Start of EXERCISE DATA

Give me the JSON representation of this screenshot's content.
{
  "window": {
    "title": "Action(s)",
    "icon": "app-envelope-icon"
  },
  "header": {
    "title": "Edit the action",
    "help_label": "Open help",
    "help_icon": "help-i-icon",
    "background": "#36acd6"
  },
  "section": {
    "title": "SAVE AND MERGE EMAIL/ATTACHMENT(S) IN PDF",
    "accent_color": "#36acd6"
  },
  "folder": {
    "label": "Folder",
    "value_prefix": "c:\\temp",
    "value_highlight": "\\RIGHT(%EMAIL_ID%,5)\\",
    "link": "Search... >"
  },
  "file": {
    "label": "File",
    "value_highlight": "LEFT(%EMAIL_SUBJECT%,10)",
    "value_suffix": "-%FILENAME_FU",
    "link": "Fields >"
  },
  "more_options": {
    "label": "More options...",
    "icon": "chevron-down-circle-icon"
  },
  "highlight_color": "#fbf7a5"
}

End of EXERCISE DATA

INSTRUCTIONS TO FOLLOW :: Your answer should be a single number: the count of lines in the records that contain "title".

OUTPUT :: 3